The researchers also looked at how aggregating data down to these four coarser levels would impact the predicted size of the outbreak. At the blocking level, across all clustering scenarios, the average predicted outbreak size was 3,886 cases, however, when they were “zoomed in”, outbreak details were lost. The aggregation of data at the trait level predicted 45% fewer cases, at the neighborhood level expected 76.5% fewer cases and at the quadrant level it predicted a 99% reduction.
“By keeping everything else constant, we have seen that the more you increase the fine-scale clustering, the greater the potential for epidemics,” Masters said. “And then, as it aggregates, you lose a lot of the ability to predict those outbreaks. This shows that if we can’t measure that clustering on a fine scale, we don’t know what susceptibility landscape we’re dealing with, and so it is not possible to effectively assess the risk of an epidemic “.
In the United States, public health surveillance systems typically report county and state level vaccination coverage, obscuring small-scale clustering and susceptibility to potential outbreaks.
For example, in Michigan, only 4.5 percent of daycare centers across the state had vaccination waivers for the 2018-19 school year, above the herd immunity threshold of 95 percent. However, that same year, a major measles outbreak occurred in Oakland County, where the dropout rate was about 7 percent. In that county, school district exemption rates ranged from about 0 to 23 percent, and two schools reported more than half of vaccine-exempt daycare centers.
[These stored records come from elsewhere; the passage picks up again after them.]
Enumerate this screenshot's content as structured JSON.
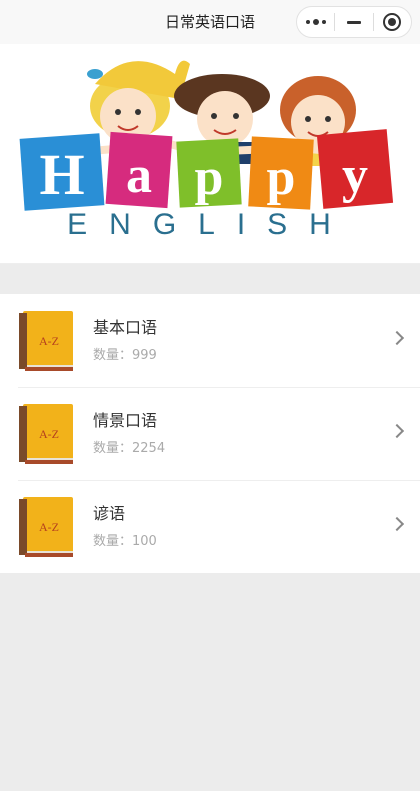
{
  "nav": {
    "title": "日常英语口语"
  },
  "capsule": {
    "more_icon": "more-dots-icon",
    "minimize_icon": "minimize-icon",
    "close_icon": "close-target-icon"
  },
  "banner": {
    "letters": [
      "H",
      "a",
      "p",
      "p",
      "y"
    ],
    "subtitle": "ENGLISH",
    "colors": [
      "#2a8fd6",
      "#d62b7e",
      "#7fbf2a",
      "#f08a14",
      "#d8262a"
    ]
  },
  "categories": [
    {
      "title": "基本口语",
      "count_label": "数量：",
      "count": "999",
      "icon": "book-az-icon"
    },
    {
      "title": "情景口语",
      "count_label": "数量：",
      "count": "2254",
      "icon": "book-az-icon"
    },
    {
      "title": "谚语",
      "count_label": "数量：",
      "count": "100",
      "icon": "book-az-icon"
    }
  ],
  "book_label": "A-Z"
}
“Vaccination data is collected at the school level, and in an ideal world it would be great to have that data available at the school level so that local and state health departments can be aware of regions that are highly susceptible to an epidemic and respond as a result, “Masters said, adding that this is especially important now, as the number of children receiving vaccinations has decreased due to the pandemic.
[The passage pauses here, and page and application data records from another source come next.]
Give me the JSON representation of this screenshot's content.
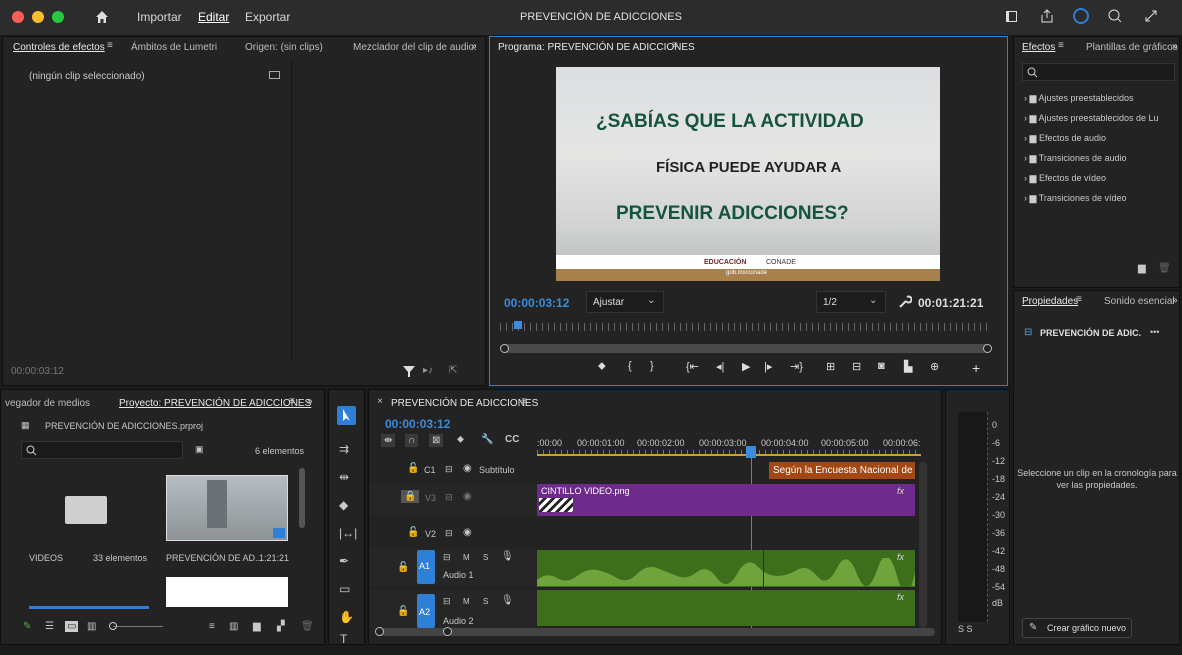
{
  "window": {
    "title": "PREVENCIÓN DE ADICCIONES"
  },
  "menu": {
    "importar": "Importar",
    "editar": "Editar",
    "exportar": "Exportar"
  },
  "effect_controls": {
    "tabs": [
      "Controles de efectos",
      "Ámbitos de Lumetri",
      "Origen: (sin clips)",
      "Mezclador del clip de audio:"
    ],
    "no_clip": "(ningún clip seleccionado)",
    "timecode": "00:00:03:12"
  },
  "program": {
    "tab": "Programa: PREVENCIÓN DE ADICCIONES",
    "frame_line1": "¿SABÍAS QUE LA ACTIVIDAD",
    "frame_line2": "FÍSICA PUEDE AYUDAR A",
    "frame_line3": "PREVENIR ADICCIONES?",
    "frame_logo1": "EDUCACIÓN",
    "frame_logo2": "CONADE",
    "frame_footer": "gob.mx/conade",
    "timecode": "00:00:03:12",
    "fit": "Ajustar",
    "resolution": "1/2",
    "duration": "00:01:21:21"
  },
  "effects": {
    "tabs": [
      "Efectos",
      "Plantillas de gráficos"
    ],
    "folders": [
      "Ajustes preestablecidos",
      "Ajustes preestablecidos de Lu",
      "Efectos de audio",
      "Transiciones de audio",
      "Efectos de vídeo",
      "Transiciones de vídeo"
    ]
  },
  "properties": {
    "tabs": [
      "Propiedades",
      "Sonido esencial"
    ],
    "sequence": "PREVENCIÓN DE ADIC.",
    "hint": "Seleccione un clip en la cronología para ver las propiedades.",
    "new_graphic": "Crear gráfico nuevo"
  },
  "project": {
    "tabs": [
      "vegador de medios",
      "Proyecto: PREVENCIÓN DE ADICCIONES"
    ],
    "file": "PREVENCIÓN DE ADICCIONES.prproj",
    "count": "6 elementos",
    "items": [
      {
        "name": "VIDEOS",
        "info": "33 elementos"
      },
      {
        "name": "PREVENCIÓN DE AD...",
        "info": "1:21:21"
      }
    ]
  },
  "timeline": {
    "tab": "PREVENCIÓN DE ADICCIONES",
    "timecode": "00:00:03:12",
    "ruler": [
      ":00:00",
      "00:00:01:00",
      "00:00:02:00",
      "00:00:03:00",
      "00:00:04:00",
      "00:00:05:00",
      "00:00:06:"
    ],
    "tracks": {
      "c1": "C1",
      "subtitle": "Subtítulo",
      "v3": "V3",
      "v2": "V2",
      "a1": "A1",
      "a2": "A2",
      "audio1": "Audio 1",
      "audio2": "Audio 2",
      "m": "M",
      "s": "S"
    },
    "caption_clip": "Según la Encuesta Nacional de",
    "png_clip": "CINTILLO VIDEO.png",
    "fx": "fx"
  },
  "meter": {
    "scale": [
      "0",
      "-6",
      "-12",
      "-18",
      "-24",
      "-30",
      "-36",
      "-42",
      "-48",
      "-54",
      "dB"
    ],
    "footer": "S  S"
  },
  "colors": {
    "accent": "#2f7fd6",
    "purple": "#6e2b8c",
    "green": "#3c6e1c",
    "caption": "#a34713"
  }
}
“I think it’s safe to say that existing non-vaccination groups have gotten worse, because more people who would normally get their vaccines are not getting vaccines right now for their children.”
Masters said it’s important for policymakers to think critically about how scientific assumptions are formulated and how they should be applied at the population level. For example, while the critical vaccination fraction to achieve herd immunity is often used as a tool for setting disease elimination goals – the World Health Organization uses a 95% measles vaccination target nationwide – this calculation assumes that the populations are homogeneous: both in terms of vaccine distribution and human contact.
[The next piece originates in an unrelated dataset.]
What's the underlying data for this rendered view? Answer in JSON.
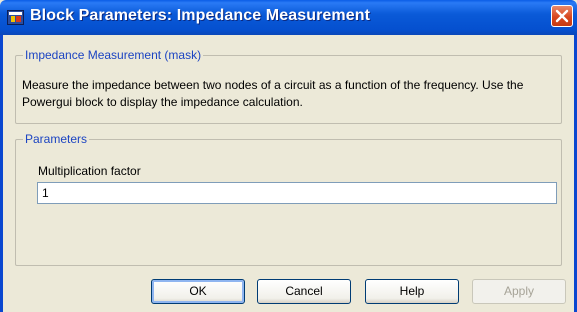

However, societies are actually very heterogeneous, and humans are very clustered in terms of vaccine behavior, which questions how useful thresholds like these really are, Masters said.
“The broadcast happens in city blocks, not in towns,” he said. “We need to think more about how these definitions make sense in terms of matching the scale (of policies) to the scale of actual transmission.”
The researchers said there were 791,143 suspected cases globally in 2019, up from 484,077 in 2018, a 63% increase. In all, 187 out of 194 WHO Member States reported measles cases in 2019. To achieve global measles elimination targets and prevent a global resurgence, finer-scale data should be used to better predict and prevent measles outbreaks.
The PNAS the paper is titled “The fine-scale spatial clustering of measles non-vaccination that increases epidemic potential is overshadowed by pooled reporting data.”